ACTION ITEM:
Your answer should be every line of the records that contains the word "AutoCAD", copied as it stands.

══ PROVIDED ENTRIES ══

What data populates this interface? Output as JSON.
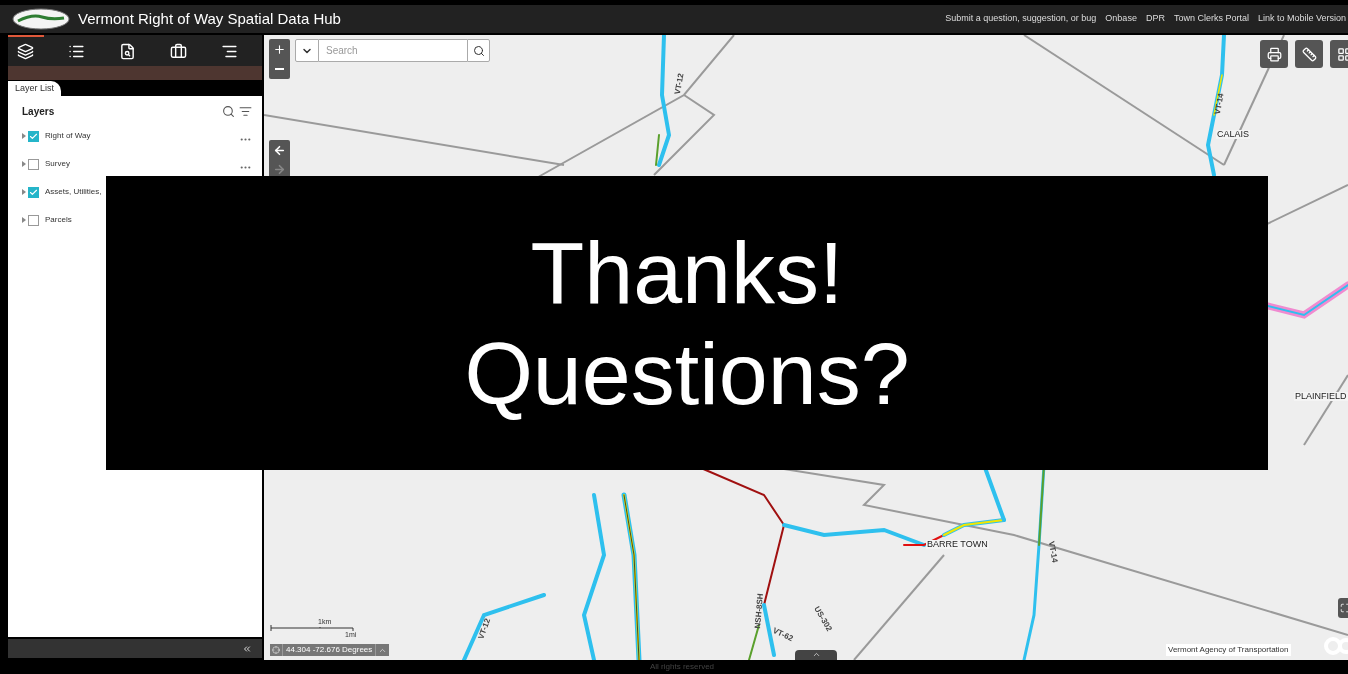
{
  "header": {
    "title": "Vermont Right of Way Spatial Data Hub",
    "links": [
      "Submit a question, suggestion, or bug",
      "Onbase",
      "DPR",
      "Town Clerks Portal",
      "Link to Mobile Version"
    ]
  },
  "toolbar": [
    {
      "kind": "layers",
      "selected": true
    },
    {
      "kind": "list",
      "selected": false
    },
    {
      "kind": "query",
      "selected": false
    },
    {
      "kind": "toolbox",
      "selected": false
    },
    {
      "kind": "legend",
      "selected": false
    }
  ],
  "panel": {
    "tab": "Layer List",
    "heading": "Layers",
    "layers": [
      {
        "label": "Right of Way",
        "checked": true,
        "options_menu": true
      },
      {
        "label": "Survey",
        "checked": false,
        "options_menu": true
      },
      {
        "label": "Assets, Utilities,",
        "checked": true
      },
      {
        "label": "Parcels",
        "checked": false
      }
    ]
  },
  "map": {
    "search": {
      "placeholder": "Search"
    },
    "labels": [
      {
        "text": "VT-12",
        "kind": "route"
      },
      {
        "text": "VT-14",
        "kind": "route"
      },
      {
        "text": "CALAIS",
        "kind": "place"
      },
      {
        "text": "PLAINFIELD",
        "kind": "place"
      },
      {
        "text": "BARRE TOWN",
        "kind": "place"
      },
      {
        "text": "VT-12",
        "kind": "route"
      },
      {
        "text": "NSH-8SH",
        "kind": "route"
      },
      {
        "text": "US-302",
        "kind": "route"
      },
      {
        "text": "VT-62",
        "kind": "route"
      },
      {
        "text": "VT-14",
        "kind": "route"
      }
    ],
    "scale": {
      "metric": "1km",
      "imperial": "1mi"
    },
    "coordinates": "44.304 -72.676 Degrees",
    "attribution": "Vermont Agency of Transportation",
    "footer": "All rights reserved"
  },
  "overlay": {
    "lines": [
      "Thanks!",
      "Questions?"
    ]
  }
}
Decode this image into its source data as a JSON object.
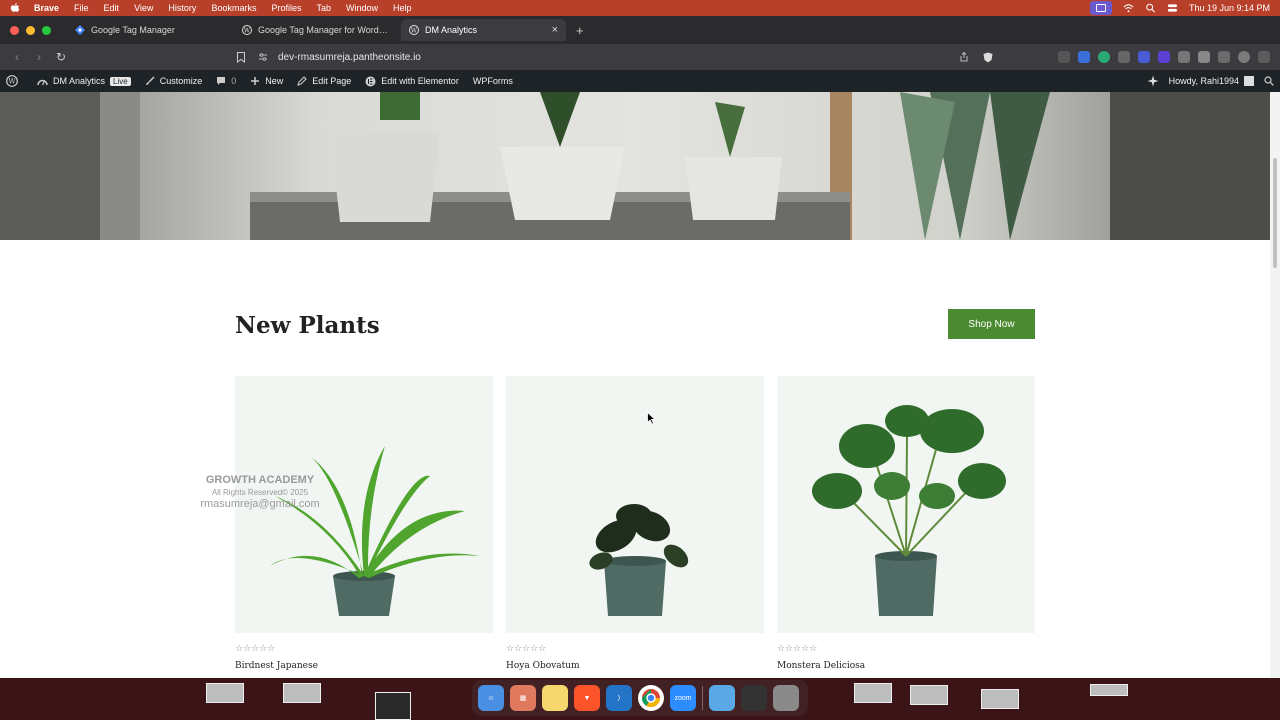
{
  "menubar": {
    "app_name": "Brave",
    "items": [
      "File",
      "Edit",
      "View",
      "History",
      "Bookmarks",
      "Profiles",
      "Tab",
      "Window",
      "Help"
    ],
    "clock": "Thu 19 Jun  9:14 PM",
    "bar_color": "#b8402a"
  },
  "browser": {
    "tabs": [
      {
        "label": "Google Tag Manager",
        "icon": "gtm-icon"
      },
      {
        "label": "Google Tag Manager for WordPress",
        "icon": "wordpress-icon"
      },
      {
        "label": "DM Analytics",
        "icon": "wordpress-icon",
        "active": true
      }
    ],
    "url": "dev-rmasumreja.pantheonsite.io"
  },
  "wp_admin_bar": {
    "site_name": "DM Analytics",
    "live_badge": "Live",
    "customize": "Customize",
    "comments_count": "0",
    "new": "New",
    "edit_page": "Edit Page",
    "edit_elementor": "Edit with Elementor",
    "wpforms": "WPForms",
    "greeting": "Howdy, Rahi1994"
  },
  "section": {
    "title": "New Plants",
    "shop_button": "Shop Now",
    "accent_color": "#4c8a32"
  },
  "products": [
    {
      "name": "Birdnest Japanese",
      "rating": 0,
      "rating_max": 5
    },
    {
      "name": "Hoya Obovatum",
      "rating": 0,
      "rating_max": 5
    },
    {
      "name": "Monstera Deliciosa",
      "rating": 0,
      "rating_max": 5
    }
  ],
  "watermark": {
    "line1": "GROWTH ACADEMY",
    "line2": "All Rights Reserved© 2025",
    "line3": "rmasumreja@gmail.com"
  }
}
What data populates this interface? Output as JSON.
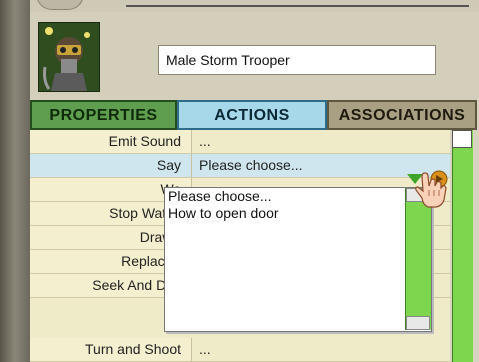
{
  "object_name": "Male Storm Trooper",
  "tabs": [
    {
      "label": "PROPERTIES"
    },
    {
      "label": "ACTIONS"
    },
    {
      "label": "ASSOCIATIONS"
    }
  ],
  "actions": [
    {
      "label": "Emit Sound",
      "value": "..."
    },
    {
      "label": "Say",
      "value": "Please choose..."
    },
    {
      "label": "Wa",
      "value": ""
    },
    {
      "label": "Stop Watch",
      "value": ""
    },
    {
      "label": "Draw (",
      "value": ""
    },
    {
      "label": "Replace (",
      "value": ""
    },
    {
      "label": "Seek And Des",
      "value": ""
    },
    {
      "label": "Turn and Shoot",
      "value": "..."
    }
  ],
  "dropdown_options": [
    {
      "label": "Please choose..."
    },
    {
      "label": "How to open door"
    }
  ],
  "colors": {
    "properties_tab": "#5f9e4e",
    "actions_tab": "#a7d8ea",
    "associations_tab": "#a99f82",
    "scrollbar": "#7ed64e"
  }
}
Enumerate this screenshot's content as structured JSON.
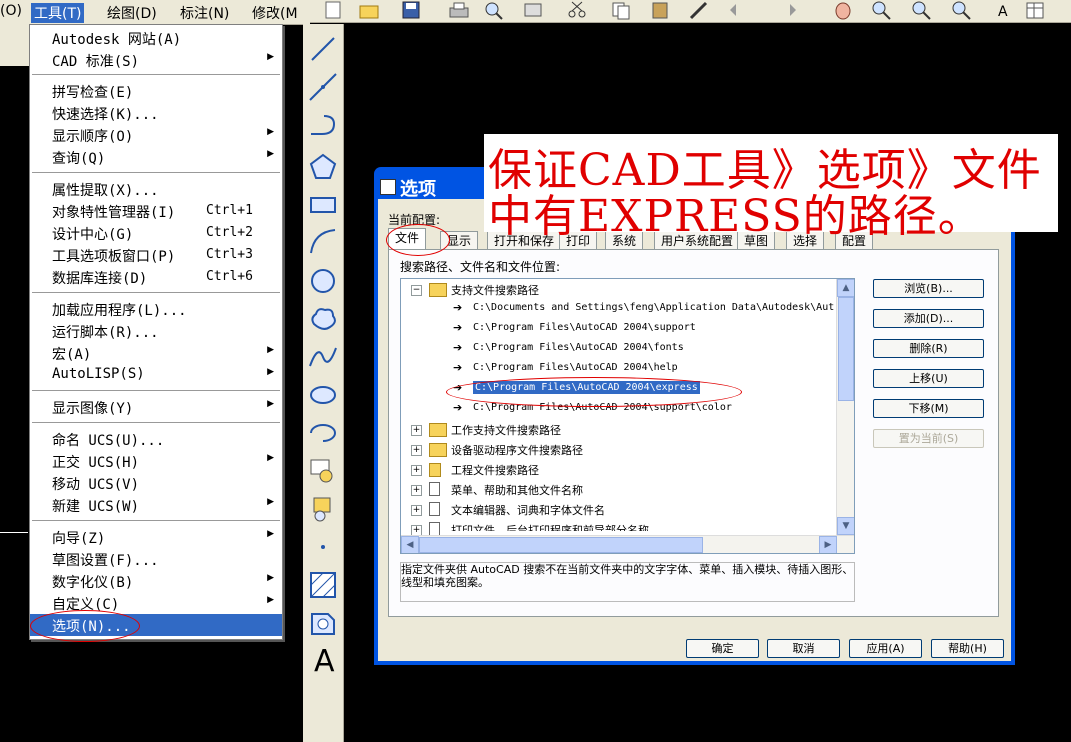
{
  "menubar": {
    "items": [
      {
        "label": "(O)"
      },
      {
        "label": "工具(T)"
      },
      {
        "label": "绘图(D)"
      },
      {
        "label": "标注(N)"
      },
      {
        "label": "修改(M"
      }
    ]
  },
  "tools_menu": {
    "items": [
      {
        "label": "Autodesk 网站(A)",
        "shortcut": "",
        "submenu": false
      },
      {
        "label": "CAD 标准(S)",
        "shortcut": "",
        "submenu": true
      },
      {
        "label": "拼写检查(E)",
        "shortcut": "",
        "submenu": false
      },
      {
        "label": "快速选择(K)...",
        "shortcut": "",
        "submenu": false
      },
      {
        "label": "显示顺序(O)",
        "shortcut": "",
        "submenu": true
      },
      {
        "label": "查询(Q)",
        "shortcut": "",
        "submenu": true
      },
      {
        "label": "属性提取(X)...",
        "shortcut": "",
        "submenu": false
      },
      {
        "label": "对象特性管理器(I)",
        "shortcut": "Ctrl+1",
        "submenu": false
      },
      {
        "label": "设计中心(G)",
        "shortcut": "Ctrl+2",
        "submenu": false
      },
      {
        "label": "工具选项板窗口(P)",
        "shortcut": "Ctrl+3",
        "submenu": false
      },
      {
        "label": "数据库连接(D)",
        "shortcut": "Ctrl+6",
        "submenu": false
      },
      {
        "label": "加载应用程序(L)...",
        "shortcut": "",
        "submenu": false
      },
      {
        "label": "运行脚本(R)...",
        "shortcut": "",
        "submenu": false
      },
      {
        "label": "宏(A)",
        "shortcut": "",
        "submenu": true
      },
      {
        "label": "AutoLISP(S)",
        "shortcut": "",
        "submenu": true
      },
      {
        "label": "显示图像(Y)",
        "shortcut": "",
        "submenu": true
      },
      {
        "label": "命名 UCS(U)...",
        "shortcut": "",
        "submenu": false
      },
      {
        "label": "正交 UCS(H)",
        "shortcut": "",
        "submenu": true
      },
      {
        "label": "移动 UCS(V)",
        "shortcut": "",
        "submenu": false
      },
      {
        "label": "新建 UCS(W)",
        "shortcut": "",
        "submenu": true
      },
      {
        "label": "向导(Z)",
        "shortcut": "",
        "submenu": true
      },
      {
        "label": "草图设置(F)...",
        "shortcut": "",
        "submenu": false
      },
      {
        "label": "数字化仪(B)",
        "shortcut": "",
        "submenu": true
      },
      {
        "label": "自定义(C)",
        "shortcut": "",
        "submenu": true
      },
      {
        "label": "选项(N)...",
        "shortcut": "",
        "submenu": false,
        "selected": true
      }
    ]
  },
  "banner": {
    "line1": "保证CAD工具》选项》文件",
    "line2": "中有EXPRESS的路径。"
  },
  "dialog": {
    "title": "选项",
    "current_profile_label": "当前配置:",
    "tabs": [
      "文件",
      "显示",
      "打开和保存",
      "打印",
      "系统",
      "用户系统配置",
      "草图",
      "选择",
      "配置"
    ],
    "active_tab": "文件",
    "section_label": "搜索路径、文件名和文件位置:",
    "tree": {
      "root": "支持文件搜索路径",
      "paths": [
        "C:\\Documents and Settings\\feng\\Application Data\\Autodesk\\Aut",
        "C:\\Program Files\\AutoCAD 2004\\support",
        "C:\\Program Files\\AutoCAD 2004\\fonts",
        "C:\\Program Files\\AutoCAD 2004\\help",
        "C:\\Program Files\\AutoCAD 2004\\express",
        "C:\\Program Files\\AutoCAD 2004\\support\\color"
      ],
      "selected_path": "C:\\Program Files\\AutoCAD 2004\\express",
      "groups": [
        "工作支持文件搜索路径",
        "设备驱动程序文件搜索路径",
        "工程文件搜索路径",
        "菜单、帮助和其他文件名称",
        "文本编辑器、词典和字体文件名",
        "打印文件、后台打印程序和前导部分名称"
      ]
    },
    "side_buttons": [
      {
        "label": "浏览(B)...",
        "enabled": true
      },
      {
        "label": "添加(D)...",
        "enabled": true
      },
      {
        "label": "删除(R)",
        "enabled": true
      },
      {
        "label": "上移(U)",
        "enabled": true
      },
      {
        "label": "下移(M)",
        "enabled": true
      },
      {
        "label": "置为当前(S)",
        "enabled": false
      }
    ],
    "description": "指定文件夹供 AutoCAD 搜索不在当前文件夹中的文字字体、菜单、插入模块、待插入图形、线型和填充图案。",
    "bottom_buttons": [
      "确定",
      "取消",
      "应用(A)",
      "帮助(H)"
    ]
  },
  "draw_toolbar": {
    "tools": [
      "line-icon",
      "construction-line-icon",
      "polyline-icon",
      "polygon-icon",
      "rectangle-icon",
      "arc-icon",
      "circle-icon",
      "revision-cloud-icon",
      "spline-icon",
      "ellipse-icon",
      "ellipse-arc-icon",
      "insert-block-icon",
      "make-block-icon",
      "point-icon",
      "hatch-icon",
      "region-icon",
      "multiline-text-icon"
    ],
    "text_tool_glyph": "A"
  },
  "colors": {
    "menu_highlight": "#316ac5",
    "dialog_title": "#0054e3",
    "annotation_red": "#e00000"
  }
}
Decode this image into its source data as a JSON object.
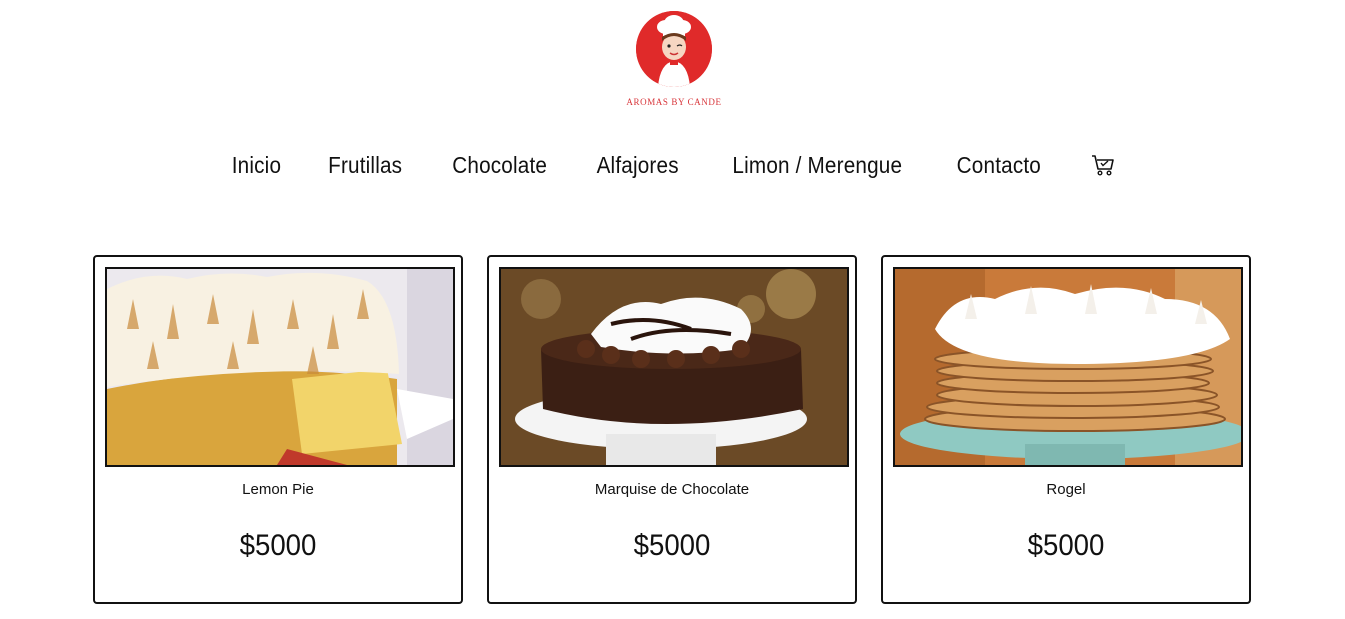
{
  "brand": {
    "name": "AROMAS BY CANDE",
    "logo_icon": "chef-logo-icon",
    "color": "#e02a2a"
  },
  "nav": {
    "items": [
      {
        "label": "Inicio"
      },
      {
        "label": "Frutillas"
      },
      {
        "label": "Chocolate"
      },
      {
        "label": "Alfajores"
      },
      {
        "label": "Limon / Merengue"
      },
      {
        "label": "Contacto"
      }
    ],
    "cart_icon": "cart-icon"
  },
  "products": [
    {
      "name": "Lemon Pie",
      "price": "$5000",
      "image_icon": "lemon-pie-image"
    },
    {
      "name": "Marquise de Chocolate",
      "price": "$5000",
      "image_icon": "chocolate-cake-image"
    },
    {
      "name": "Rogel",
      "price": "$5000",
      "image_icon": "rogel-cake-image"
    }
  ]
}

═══

WRITTEN REPLY:
        "C:\\Program Files\\AutoCAD 2004\\support",
        "C:\\Program Files\\AutoCAD 2004\\fonts",
        "C:\\Program Files\\AutoCAD 2004\\help",
        "C:\\Program Files\\AutoCAD 2004\\express",
        "C:\\Program Files\\AutoCAD 2004\\support\\color"
      "selected_path": "C:\\Program Files\\AutoCAD 2004\\express",
    "description": "指定文件夹供 AutoCAD 搜索不在当前文件夹中的文字字体、菜单、插入模块、待插入图形、线型和填充图案。",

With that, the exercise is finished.